Farm Progress is part of the Informa Markets Division of Informa PLC

This site is operated by a business or businesses owned by Informa PLC and all copyright resides with them. Informa PLC's registered office is 5 Howick Place, London SW1P 1WG. Registered in England and Wales. Number 8860726.

Serving: IN

Fayette County Safest Place to Farm?

Fayette County Safest Place to Farm?
Only county not to register a farm death since 1980.

Whether it's good fortune, poor reporting, or whether the farmers and farm families of Fayette County know something everyone else doesn't is hard to say. All Bill Field knows is that it's the only county in Indiana that does not show a death from a farm accident on his map which dates back more than 30 years.

The map contains about 750 red hearts, each one indicating a farm fatality. About 70 more couldn't be classified as to where they happened. The northern Indiana counties of LaGrange and Elkhart are smothered by red hearts, largely because of many Amish farming operations there. For a while about a decade ago, Amish children were at high risk for death in farm fatality accidents.

Even if Fayette County officially doesn't show a death, Field, the Purdue farm safety specialist, knows that county lines don't have an effect on whether an accident happens or not- instead, it's people and their actions. While the death count has steadily declined since he began his career some 30 years ago, farming remains one of the most dangerous occupations in the country, along with mining.

Field and his staff would like to take credit for bringing down the number of farm fatalities, and no doubt their educational efforts have helped.
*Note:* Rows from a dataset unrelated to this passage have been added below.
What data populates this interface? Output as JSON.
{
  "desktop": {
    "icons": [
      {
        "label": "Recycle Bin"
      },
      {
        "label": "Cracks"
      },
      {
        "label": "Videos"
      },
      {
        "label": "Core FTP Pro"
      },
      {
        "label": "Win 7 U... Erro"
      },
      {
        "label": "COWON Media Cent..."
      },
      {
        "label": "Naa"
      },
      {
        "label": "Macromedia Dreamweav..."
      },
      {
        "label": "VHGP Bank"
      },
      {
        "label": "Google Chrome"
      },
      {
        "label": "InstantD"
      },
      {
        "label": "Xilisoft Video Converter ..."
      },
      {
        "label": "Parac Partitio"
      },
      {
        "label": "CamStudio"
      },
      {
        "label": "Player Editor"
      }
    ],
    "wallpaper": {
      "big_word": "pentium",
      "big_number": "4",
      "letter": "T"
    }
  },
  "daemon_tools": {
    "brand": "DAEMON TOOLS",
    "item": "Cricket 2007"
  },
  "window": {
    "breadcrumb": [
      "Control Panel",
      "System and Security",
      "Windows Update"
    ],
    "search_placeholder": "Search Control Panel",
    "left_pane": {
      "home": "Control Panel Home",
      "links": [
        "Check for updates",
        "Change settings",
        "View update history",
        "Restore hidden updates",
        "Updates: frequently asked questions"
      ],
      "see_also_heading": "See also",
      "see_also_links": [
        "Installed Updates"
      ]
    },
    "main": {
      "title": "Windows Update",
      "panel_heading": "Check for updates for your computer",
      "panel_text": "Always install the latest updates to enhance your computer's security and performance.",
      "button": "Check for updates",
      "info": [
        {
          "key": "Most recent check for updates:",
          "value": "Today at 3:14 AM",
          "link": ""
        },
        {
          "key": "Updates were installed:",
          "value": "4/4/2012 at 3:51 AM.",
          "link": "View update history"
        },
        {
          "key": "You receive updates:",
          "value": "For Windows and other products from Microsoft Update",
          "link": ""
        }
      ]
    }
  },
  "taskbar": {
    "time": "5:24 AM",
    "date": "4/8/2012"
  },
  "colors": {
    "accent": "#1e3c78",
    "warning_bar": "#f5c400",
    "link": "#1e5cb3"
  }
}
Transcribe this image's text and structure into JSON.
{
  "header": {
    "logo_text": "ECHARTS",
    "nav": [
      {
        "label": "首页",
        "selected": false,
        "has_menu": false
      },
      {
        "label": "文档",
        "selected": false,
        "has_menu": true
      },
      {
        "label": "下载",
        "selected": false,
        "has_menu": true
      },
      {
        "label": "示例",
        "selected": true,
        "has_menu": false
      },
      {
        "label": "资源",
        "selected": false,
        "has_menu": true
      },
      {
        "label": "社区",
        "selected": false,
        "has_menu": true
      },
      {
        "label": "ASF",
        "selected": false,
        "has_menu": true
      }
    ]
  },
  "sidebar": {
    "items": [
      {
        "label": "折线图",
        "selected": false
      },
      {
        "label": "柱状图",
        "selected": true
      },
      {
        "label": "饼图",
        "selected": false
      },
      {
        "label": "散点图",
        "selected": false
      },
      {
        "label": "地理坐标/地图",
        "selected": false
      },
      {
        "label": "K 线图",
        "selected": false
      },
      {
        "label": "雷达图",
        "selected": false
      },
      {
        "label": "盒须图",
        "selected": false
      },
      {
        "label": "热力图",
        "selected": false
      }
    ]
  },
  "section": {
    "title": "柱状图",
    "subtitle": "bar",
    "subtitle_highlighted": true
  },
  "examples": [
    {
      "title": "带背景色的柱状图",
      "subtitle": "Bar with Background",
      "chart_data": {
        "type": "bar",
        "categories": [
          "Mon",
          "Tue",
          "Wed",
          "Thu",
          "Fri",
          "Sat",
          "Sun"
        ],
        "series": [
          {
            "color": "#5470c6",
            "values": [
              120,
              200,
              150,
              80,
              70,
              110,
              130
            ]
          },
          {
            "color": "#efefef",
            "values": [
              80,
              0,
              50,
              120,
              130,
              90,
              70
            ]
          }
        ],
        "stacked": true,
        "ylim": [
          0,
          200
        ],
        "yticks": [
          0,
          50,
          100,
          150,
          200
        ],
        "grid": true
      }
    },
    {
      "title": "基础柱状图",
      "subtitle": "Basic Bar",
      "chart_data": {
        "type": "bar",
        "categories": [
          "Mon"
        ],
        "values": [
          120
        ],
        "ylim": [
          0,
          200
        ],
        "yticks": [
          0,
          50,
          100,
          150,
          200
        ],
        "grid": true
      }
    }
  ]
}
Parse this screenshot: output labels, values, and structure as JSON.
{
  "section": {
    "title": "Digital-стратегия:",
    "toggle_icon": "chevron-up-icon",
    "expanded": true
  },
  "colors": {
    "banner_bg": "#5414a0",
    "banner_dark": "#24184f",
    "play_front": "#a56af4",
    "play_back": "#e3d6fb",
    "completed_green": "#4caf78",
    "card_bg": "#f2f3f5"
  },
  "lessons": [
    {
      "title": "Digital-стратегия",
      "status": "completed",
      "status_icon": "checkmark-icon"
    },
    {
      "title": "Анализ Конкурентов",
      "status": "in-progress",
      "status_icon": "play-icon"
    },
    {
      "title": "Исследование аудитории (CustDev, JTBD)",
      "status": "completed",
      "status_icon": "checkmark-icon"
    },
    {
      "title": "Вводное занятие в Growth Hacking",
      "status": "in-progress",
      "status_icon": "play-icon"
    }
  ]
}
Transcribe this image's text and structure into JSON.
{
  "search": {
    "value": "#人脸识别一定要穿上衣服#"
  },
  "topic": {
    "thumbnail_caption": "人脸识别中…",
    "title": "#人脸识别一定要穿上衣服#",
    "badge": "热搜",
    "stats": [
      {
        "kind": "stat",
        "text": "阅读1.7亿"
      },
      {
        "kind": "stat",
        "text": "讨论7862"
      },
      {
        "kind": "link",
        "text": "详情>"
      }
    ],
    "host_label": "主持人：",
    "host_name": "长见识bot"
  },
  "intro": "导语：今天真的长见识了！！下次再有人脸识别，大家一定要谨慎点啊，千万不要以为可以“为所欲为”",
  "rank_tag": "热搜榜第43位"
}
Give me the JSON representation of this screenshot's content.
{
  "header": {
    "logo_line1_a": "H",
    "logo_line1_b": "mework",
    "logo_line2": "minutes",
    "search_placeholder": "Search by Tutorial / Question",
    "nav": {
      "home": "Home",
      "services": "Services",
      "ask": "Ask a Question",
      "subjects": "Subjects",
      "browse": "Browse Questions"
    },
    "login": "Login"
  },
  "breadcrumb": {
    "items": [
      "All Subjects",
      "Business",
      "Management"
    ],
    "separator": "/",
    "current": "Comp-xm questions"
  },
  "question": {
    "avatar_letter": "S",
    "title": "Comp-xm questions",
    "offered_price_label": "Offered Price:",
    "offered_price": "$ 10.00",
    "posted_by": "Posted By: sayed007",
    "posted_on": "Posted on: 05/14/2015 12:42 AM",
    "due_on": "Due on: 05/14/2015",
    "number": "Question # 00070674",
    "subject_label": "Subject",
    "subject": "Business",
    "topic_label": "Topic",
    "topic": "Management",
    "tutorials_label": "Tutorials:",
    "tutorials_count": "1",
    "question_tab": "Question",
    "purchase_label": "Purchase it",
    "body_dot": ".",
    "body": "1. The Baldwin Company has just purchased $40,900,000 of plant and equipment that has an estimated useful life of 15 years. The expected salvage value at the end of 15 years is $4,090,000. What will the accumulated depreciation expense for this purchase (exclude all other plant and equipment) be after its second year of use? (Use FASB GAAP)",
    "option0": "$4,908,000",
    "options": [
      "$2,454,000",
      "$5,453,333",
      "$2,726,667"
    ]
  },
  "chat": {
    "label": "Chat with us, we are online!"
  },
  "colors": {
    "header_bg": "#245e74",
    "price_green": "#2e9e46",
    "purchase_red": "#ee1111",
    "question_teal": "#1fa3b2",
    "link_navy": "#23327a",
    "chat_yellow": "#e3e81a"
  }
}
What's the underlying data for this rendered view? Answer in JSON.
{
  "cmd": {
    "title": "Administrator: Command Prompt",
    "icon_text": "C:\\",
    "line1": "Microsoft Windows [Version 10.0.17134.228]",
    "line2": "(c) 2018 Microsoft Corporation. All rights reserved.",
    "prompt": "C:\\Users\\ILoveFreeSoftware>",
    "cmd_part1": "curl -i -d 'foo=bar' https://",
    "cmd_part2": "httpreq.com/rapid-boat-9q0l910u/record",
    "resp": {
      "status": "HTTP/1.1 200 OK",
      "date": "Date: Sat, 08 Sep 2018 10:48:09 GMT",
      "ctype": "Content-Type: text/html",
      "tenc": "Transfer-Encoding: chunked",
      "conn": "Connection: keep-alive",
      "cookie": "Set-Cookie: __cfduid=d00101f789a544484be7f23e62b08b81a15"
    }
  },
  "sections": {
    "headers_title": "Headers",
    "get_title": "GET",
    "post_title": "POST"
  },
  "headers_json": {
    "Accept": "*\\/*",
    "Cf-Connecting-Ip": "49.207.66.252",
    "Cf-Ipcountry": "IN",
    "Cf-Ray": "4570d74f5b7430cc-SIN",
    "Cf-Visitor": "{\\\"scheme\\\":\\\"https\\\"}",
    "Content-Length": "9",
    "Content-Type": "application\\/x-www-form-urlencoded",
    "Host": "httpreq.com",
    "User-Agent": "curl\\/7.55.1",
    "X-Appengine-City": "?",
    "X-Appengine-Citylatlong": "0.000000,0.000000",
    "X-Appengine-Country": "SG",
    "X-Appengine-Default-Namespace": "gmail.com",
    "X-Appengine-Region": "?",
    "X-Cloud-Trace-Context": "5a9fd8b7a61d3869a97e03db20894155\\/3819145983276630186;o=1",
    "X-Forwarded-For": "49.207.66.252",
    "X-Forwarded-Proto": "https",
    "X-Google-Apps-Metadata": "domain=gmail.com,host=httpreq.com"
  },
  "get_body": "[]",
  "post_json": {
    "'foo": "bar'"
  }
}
In reality though, he notes that the number of people on farms has declined just 1980 also, with fewer but bigger farms operated by fewer farmers and farm families.

And while Fayette County is still white on the red-heart-dotted map of where fatalities have been recorded, there have been close calls. Earlier this year, Indiana Prairie Farmer  reported the story that happened a couple of years ago to Fayette County native Gideon Nobbe. He was operating a custom application rig when his booms caught in a power line. He fell off the ladder, still sustaining injury but saving his life. Others in those types of accidents haven't been as fortunate.

And then there is Dave Buck, a Master Farmer, who died several years ago in a grain bin suffocation accident. Dave lived on the Wayne/Fayette County line. He perished in Wayne County, by about 100 yards or less.

So there's not likely a silver dome over Fayette County preventing its residents from fatalities. They need to practice safety habits just as much as anyone else, Field would conclude.

Hide comments


  • Allowed HTML tags: <em> <strong> <blockquote> <br> <p>

Plain text

  • No HTML tags allowed.
  • Web page addresses and e-mail addresses turn into links automatically.
  • Lines and paragraphs break automatically.